by Jesse Jost
Recently a young father in our community was suddenly taken from this life when his sprayer made contact with an over head power line. He left behind a beautiful wife and two small boys and a whole community searching for answers. How could God let this happen? How dare he break up a young couple like that? Those are tough questions. Losing your life partner ranks near the top of the list of the most painful things that can happen to a human. When God allows a spouse to die, emotions are shattered and God’s goodness is called into question. But this tragedy raised a different troubling issue for me. This same community that is in shock that God would allow a death in a marriage has seen the death of many other marriages. These other marriages were not involuntarily broken apart, rather the death was willingly chosen. No, it wasn’t murder that broke the sacred bonds of matrimony, it was divorce.
While cancer, car crashes, and earth quakes, bring heart wrenching death and tear families part, there are other forces, more subtle and pervasive, but every bit as destructive that are causing the death of millions of relationships. Among them are anger, harsh words, unforgiveness, and a critical spirit. And while we have very little control over disease and natural disasters, we can choose to protect our relationships from the self-inflicted mortality these poisons bring.
“Death and life are in the power of the tongue,” an ancient sage wisely noted. Words have the power hurt and sever. Thoughtless and cruel comments may seem like mere sound waves, but don’t be fooled these waves can cause destruction that tidal waves can only dream of. Words cannot be retracted and the infection caused by verbal shrapnel can be deadly. “Harsh words stir up anger.” Undealt with anger can lead to hate. The Apostle declares that “whoever hates his brother is a murderer.” Bitterness and unforgiveness can cut off actual involvement in a relationship in the same way a death does. I’ve seen resentment build in a person so much that object of their anger might as well be dead. There is no actual relationship left.
It’s a sad irony but the very people who worry and fret about their love ones being taken from them by death may simultaneously be slowly killing the relationship. Parents have trouble sleeping at night for fear that something will happen to their child. Yet that same parent will thoughtlessly inject another fatal wound into his relationship with that child by criticism or anger. For me, losing Heidi would be the worst thing that could happen to me. I can’t imagine how painful life would be without her beautiful smiling face in it. Yet, when I am hurt and can do cruel things in return. I give her the silent treatment and become cold to her. Of course I don’t want to kill her but I do want to make her pay.
When there is a rift in a relationship from a wrong action, such as a cutting comment, or physical abuse, there is a debt to be paid. We naturally want to live by the “tit for tat” rule. When we are hurt we want to make sure that person pays the price for their thoughtless action and try to repay them in hurtful ways such as withdrawing emotionally or sarcastic cutting words. There are consequences to wrong actions and we want to make sure that person gets what’s coming to him. The problem with revenge is that it only injects more death into the relationship. It never brings healing.
But there is hope. Forgiveness can bring life and resurrect a dead relationship.
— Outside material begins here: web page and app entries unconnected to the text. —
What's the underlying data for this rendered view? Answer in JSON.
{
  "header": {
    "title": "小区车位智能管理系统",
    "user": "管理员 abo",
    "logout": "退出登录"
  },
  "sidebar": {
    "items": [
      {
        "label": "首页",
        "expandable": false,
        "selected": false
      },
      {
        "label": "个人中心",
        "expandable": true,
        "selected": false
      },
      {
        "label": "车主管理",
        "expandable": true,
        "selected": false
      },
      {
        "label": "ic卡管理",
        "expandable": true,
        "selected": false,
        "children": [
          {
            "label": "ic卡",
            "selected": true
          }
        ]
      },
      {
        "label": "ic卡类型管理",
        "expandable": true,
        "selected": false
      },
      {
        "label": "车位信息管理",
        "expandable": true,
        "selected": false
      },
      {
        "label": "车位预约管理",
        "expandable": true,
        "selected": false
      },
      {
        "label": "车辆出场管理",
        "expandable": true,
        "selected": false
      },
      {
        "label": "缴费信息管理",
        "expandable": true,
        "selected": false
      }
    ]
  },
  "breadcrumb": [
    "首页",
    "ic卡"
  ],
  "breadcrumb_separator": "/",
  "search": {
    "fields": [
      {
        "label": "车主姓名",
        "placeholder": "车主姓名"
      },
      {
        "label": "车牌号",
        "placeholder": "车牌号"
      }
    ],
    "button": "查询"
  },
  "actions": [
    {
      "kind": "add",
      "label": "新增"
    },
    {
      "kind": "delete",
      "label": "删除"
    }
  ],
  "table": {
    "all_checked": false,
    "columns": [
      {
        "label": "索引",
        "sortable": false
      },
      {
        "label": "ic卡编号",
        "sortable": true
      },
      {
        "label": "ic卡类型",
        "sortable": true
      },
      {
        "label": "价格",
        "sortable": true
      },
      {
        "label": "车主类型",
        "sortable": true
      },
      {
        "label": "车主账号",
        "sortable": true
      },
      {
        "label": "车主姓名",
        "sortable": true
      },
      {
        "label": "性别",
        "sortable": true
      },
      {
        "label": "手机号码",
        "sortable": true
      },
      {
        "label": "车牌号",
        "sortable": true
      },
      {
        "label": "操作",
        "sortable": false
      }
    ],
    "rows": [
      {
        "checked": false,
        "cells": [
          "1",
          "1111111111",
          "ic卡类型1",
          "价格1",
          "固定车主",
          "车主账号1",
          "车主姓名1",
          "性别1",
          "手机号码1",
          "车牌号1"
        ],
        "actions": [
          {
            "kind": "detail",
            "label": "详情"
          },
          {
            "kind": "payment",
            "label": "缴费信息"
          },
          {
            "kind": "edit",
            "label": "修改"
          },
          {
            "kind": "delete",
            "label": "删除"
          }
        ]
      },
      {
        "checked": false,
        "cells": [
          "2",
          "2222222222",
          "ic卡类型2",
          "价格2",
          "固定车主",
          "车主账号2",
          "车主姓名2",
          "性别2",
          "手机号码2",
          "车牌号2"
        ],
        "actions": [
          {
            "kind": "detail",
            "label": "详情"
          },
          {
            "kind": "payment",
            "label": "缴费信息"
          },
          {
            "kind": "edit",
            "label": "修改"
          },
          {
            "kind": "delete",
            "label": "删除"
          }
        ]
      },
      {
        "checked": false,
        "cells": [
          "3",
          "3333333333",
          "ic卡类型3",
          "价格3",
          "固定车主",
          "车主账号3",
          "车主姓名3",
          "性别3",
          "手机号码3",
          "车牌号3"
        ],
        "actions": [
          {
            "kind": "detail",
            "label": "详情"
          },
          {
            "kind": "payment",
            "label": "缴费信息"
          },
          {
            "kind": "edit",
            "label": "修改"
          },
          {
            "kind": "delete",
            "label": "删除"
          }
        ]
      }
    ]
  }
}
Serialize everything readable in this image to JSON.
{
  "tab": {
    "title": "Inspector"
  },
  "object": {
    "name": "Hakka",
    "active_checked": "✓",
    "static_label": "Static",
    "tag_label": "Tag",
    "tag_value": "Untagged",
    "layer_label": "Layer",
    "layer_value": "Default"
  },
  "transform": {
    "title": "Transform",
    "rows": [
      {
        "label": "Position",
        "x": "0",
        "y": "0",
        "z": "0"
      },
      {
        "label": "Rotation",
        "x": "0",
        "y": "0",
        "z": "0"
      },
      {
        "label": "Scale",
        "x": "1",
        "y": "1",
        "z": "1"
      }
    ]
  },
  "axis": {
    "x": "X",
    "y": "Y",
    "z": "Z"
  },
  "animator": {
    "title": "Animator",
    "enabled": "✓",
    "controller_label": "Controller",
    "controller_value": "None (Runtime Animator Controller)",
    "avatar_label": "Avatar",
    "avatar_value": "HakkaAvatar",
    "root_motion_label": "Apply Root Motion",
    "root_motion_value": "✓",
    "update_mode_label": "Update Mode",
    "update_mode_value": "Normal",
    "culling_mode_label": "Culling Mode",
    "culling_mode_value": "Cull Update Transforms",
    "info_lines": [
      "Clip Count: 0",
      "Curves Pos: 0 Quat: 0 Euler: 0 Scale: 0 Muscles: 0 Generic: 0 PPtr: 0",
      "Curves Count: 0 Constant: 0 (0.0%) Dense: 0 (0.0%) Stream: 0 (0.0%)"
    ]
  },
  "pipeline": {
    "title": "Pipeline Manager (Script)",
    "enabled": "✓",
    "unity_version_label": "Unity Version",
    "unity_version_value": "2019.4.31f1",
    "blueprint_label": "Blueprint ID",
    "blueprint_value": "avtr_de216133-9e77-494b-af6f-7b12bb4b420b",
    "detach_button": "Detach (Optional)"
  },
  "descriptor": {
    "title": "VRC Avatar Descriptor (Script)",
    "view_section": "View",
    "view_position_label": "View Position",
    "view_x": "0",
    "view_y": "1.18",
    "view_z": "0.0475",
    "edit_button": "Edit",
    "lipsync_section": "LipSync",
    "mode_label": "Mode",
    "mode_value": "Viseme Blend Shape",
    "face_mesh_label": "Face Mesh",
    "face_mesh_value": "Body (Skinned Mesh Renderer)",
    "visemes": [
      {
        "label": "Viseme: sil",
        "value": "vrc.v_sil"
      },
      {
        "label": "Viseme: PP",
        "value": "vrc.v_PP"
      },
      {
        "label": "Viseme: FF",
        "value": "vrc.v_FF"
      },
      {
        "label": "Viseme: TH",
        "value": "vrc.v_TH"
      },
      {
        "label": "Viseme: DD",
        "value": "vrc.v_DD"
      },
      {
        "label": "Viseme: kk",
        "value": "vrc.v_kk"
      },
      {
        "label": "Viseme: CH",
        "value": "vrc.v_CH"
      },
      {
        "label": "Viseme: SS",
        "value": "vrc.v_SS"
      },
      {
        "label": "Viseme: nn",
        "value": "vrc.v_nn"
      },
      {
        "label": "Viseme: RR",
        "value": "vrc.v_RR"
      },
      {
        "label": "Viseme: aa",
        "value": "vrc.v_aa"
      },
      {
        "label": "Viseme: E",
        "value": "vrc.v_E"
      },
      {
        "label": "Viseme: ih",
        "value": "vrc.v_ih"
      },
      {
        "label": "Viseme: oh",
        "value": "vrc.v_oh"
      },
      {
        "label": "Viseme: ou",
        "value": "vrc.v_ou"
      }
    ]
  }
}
Jesus Christ set an example for us. Our sinful actions had brought a death of relationship between us and God. There were painful consequences for our actions – guilt, shame, and fear, but Jesus voluntarily took those consequences into Himself so that we could go free. He absorbed the damage our sins caused into himself and then went to His Father for healing and restoration. Three days later Jesus rose again fully alive. The cross sets a pattern for us to follow so that we can break the death cycle we humans are caught in.
When we have a wound inflicted upon us by a family member or spouse rather than seek retribution, we can follow Christ’s example and absorb the penalty into ourselves. In essence we choose to forgive by letting go of the desire to see that person suffer for what they did to us. It is not an easy thing to do. Forgiveness will hurt and be costly. But we have a place to go for healing. When we take our hurts to God he can restore us. He can heal emotional wounds and bring wholeness.
It is so hard for us time bound humans to think long term and fully grasp the end results from our actions. When we are angry and bitter our perception becomes totally whacked out and loved ones appear to become our enemies. The person we are angry with is still so precious to us and we would panic if anything were to happen to them. Yet anger distorts that reality and sweet revenge becomes more important. And so, sadly, we inject a little more poison into the relationship, and little by little the relationship slowly dies and ends in a cold courtroom.
The next time you are tempted to punish the one who hurt you, ask yourself if it is really worth it. Imagine a man pointing a gun at the person you are angry with. Do you ask him to pull the trigger or do you try to stop him? This recent tragedy has reminded me of how precious our relationships are. I have no control over the day God will call Heidi home, but every day that I have with her I will fight to protect our marriage from emotional death. My two other treasures, John-Michael and Sophia are equally precious to me, and the thought of anything happening to them is the stuff of nightmares. Once again their time belongs to God, but as long as they’re alive I want to keep injecting life into our relationship. It won’t be easy, but by God grace I will always choose forgiveness. Always choose life.